Find open ports
What are ports?
Ports allow computers/devices run multiple servers/applications.
A port number uses 16 bits, so it can have a value of 0 to 65535 decimal. If you have an open port, it is not dangerous.
An open port means a port through which anyone can try to connect to your network. You may wish to close these ports if you do not use them. Different ports and their numbers are used for different purposes. For example, ports 3000 and 3030 are used by software developers while port 80 is used by web access. Think of ports as open windows in a locked house. These two open ports act as windows while the router is the main door.
Open ports can impact the confidentiality, integrity, and availability of your organization/setup:
- Confidentiality: Open ports, and the programs listening and responding to them, can reveal information about the system or network architecture. Open ports can leak banners, software versions, content, the existence of the system itself, and what type of system it is.
- Integrity: Without open port controls, software can open any candidate port and immediately communicate unhindered. This is often relied upon for legitimate programs, as well as different types of malware.
- Availability: Your network and the services running on open ports still process incoming traffic, even if the requests are invalid. This can result in denial of service (DoS) attacks.
Port Scanner tool
The Port Scanner tool helps you find open ports.
When an application uses a service, it uses some ports. Once the application has used the ports, the ports become free. Once a port is free/not in use, the Fing App will tell you the port is open and no application is using it, thus advising you to close the port.
How to use the Fing open ports tool
- Click the Tools tab in the left sidebar
- Click Fing Open Ports. This will take you to the Port Scan page, where you can either enter a website or select the device on your network from the dropdown list. You can also change the ports scanned by the app. If you want to scan for all 65k ports or just the common ports.
Fing Mobile App
- Open Fing Mobile
- Click the Tools tab in the bottom toolbar
- Click Find open ports under the heading Improve your network security. This will open the Find open ports page, where you can either enter a website or select the device on your network from the dropdown list.
- Click the blue Find open ports button
The most common ports are:
- FTP (21)
- SSH (22)
- Telnet (23)
- SMTP (25)
- WHOIS (43)
- DNS (53)
- DHCP (67, 68)
- TFTP (69)
- HTTP (80)
- POP3 (110)
- SFTP (115)
- IMAP (143)
- SNMP (161)
- HTTPS (443)
- LPD (515)
- rsync (873)
- IMAP SSL (993)
- POP3 SSL (955)
- SOCKS (1080)
- Proxy (3128)
- MySQL (3306)
- RDP (3389)
- PostgreSQL (5432)
- VNC (5900)
- TeamViewer (5938)
- HTTP (8080)
When a router is involved, there is a risk of unwanted access finding its way through existing devices.
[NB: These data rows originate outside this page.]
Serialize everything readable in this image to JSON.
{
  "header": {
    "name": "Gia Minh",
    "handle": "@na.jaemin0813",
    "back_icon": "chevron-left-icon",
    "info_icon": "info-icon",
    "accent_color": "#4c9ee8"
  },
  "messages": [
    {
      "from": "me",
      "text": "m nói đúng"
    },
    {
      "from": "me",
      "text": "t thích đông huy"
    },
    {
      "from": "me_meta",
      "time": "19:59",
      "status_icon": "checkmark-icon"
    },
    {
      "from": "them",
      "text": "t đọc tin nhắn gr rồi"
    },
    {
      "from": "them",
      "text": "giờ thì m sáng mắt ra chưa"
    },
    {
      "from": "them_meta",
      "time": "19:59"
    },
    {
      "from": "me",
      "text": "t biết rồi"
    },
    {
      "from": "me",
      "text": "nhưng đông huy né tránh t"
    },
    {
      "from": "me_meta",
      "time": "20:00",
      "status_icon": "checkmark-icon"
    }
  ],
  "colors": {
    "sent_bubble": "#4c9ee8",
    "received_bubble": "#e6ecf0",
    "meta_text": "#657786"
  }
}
Any application on a device may request that the router opens a port on its behalf for contact with an entity outside of your local network.
Test router vulnerabilities tool
On Fing Premium and Fing Starter, the Test router vulnerabilities tool on Fing Desktop prevents risks to your network and unauthorised open open ports. To do this:
- Click the Tools tab in the sidebar
- Click Test router vulnerabilities
Click here for a comprehensive library detailing device vulnerabilities.
Click the Submit a request button at the top right of the page